MATERIAL FOR THE TASK Block Start

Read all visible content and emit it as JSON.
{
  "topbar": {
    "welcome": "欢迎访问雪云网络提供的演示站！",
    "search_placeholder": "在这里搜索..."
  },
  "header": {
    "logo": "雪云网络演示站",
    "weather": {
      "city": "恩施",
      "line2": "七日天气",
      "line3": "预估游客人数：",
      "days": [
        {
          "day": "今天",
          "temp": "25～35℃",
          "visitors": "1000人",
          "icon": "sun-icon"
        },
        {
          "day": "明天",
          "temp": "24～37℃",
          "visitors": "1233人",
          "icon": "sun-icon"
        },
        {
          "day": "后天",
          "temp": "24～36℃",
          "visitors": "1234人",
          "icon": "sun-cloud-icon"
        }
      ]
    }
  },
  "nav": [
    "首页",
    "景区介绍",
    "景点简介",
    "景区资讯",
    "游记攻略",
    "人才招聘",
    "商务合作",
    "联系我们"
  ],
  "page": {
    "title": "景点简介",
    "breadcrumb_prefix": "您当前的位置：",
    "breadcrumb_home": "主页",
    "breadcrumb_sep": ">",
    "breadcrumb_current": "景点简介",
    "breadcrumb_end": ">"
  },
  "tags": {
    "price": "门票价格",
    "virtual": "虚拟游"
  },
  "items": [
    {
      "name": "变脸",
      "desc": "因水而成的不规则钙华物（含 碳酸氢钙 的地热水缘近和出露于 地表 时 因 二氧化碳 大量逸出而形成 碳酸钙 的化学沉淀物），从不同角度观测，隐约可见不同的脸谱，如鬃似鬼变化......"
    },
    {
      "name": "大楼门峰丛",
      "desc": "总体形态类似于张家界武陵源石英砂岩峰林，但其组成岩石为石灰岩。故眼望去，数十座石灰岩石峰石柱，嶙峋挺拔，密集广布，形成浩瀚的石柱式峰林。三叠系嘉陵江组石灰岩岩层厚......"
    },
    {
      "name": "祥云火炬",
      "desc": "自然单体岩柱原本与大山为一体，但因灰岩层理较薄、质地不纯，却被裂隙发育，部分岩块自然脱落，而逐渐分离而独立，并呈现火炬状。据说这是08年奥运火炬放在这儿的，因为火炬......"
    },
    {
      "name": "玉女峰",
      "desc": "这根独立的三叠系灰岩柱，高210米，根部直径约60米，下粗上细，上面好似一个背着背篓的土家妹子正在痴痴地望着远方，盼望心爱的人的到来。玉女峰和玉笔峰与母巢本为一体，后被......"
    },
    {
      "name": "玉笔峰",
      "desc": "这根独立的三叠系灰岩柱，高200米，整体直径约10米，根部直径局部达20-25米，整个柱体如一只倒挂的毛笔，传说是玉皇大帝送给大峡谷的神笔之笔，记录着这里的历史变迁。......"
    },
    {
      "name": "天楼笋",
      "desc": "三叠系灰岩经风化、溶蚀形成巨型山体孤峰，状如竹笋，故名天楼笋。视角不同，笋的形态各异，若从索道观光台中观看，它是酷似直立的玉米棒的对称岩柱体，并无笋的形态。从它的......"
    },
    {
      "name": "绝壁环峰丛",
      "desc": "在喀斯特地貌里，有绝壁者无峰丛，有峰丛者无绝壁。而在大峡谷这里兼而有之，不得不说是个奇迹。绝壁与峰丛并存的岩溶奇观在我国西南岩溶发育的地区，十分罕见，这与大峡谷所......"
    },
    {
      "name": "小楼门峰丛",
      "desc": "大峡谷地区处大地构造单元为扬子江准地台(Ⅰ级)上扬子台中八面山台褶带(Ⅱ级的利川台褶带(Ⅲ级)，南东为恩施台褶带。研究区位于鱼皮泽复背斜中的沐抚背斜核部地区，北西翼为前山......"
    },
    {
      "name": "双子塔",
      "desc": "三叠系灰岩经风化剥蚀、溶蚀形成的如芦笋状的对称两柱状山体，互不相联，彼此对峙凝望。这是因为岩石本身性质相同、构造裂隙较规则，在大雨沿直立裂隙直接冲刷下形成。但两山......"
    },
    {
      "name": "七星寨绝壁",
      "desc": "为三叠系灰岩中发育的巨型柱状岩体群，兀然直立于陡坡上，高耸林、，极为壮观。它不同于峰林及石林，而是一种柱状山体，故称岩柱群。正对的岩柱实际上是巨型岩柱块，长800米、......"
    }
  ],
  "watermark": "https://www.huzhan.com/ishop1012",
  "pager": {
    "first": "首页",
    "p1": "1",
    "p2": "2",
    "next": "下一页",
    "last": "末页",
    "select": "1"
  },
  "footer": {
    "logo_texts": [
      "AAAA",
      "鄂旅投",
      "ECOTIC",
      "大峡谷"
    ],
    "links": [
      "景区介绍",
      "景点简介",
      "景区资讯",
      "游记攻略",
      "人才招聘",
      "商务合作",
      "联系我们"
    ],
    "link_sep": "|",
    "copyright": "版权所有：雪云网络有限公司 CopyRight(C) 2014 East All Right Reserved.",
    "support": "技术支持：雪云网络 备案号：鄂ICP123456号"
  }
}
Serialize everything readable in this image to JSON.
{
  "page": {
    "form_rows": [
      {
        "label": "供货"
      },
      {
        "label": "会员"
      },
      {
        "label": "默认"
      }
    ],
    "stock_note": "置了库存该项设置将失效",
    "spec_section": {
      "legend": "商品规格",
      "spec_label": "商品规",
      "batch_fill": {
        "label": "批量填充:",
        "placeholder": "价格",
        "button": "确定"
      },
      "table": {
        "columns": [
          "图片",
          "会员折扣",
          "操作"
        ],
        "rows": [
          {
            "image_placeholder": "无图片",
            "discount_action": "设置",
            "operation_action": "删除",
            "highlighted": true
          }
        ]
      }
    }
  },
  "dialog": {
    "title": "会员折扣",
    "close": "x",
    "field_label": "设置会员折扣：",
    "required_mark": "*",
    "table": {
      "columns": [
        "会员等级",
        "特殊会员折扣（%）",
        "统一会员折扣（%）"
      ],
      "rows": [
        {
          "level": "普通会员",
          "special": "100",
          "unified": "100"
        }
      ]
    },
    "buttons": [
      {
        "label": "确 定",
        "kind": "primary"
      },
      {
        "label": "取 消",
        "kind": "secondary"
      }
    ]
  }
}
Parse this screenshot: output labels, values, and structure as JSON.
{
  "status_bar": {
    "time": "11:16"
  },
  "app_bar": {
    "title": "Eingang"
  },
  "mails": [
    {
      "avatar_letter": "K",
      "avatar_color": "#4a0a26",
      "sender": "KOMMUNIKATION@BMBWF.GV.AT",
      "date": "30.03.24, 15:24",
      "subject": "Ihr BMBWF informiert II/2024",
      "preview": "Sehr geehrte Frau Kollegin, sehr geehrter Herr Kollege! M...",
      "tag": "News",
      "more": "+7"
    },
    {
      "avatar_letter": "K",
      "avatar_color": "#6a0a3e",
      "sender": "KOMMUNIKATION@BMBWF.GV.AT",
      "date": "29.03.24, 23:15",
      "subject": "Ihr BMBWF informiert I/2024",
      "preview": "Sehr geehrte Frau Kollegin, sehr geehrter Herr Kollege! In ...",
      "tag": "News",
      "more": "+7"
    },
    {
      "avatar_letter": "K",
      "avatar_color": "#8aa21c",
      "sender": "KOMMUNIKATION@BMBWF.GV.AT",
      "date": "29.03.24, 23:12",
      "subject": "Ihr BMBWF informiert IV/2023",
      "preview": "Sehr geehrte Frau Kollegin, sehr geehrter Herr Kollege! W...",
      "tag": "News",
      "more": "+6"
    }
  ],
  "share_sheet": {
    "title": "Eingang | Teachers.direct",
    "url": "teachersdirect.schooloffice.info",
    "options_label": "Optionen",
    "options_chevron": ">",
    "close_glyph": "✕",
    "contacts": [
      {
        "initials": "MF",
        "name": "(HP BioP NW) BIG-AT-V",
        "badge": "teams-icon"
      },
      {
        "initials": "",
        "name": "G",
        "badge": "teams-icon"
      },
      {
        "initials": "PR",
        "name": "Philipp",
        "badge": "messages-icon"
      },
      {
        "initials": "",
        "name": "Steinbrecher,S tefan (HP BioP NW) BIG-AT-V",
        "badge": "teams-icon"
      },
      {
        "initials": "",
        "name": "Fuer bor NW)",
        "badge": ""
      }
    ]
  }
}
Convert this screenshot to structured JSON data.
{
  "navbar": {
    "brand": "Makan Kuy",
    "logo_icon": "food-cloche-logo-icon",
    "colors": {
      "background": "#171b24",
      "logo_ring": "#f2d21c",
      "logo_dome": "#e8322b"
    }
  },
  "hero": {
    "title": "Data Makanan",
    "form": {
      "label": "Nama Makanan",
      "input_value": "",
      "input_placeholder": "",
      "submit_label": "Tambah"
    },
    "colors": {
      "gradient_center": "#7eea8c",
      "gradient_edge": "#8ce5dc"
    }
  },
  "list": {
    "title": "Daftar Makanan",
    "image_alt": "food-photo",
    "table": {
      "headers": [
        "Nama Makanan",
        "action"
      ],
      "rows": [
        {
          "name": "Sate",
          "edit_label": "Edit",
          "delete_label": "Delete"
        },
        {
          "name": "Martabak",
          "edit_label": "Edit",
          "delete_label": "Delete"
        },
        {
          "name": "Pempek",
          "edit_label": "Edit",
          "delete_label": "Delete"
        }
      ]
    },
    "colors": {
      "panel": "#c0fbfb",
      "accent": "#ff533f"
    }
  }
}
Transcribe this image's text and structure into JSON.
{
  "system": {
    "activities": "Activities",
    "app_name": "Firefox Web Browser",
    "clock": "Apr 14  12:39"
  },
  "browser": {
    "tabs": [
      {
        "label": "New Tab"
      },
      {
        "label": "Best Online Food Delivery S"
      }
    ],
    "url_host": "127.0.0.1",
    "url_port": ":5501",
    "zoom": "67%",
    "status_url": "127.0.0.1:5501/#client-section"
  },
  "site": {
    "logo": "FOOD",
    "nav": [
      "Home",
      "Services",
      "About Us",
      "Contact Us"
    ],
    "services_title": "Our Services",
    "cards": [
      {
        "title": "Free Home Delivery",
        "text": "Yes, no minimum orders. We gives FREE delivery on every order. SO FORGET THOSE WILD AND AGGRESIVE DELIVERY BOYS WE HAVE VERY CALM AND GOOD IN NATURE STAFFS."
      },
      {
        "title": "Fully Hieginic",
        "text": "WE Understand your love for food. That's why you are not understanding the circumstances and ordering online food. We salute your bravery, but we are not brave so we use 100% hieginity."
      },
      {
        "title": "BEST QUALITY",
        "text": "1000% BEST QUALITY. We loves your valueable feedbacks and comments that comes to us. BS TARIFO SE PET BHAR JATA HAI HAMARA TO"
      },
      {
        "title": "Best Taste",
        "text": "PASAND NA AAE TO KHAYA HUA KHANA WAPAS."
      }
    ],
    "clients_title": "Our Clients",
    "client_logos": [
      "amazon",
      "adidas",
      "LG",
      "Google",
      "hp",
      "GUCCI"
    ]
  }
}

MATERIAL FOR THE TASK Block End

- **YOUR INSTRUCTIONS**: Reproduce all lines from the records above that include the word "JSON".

- **WORKED SOLUTION**:
Read all visible content and emit it as JSON.
Serialize everything readable in this image to JSON.
Parse this screenshot: output labels, values, and structure as JSON.
Convert this screenshot to structured JSON data.
Transcribe this image's text and structure into JSON.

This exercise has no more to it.